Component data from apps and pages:

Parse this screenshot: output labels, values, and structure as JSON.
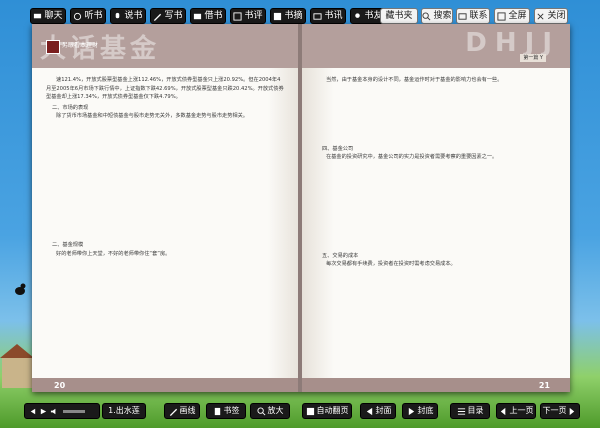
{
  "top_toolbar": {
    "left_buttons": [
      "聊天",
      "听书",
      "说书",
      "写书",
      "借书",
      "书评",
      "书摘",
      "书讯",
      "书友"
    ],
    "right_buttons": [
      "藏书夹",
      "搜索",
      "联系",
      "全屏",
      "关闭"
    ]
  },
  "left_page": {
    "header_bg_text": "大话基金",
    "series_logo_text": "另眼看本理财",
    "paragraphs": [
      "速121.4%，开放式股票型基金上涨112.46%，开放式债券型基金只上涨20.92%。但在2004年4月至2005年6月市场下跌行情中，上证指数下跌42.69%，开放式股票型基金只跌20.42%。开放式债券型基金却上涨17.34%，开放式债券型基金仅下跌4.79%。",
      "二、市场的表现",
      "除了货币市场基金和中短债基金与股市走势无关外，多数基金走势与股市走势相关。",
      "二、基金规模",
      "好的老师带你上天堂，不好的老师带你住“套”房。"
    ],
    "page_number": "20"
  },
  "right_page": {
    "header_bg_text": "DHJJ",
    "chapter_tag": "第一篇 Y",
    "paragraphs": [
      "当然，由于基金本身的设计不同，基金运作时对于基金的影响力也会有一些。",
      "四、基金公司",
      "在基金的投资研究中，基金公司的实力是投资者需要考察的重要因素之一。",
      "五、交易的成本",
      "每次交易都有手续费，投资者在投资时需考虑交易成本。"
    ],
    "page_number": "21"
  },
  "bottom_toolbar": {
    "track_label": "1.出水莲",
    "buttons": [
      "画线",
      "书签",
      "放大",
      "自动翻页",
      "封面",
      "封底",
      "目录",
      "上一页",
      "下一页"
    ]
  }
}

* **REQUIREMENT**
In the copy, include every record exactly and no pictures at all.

* **RESULT OF THE TASK**
Parse this screenshot: output labels, values, and structure as JSON.
{
  "top_toolbar": {
    "left_buttons": [
      "聊天",
      "听书",
      "说书",
      "写书",
      "借书",
      "书评",
      "书摘",
      "书讯",
      "书友"
    ],
    "right_buttons": [
      "藏书夹",
      "搜索",
      "联系",
      "全屏",
      "关闭"
    ]
  },
  "left_page": {
    "header_bg_text": "大话基金",
    "series_logo_text": "另眼看本理财",
    "paragraphs": [
      "速121.4%，开放式股票型基金上涨112.46%，开放式债券型基金只上涨20.92%。但在2004年4月至2005年6月市场下跌行情中，上证指数下跌42.69%，开放式股票型基金只跌20.42%。开放式债券型基金却上涨17.34%，开放式债券型基金仅下跌4.79%。",
      "二、市场的表现",
      "除了货币市场基金和中短债基金与股市走势无关外，多数基金走势与股市走势相关。",
      "二、基金规模",
      "好的老师带你上天堂，不好的老师带你住“套”房。"
    ],
    "page_number": "20"
  },
  "right_page": {
    "header_bg_text": "DHJJ",
    "chapter_tag": "第一篇 Y",
    "paragraphs": [
      "当然，由于基金本身的设计不同，基金运作时对于基金的影响力也会有一些。",
      "四、基金公司",
      "在基金的投资研究中，基金公司的实力是投资者需要考察的重要因素之一。",
      "五、交易的成本",
      "每次交易都有手续费，投资者在投资时需考虑交易成本。"
    ],
    "page_number": "21"
  },
  "bottom_toolbar": {
    "track_label": "1.出水莲",
    "buttons": [
      "画线",
      "书签",
      "放大",
      "自动翻页",
      "封面",
      "封底",
      "目录",
      "上一页",
      "下一页"
    ]
  }
}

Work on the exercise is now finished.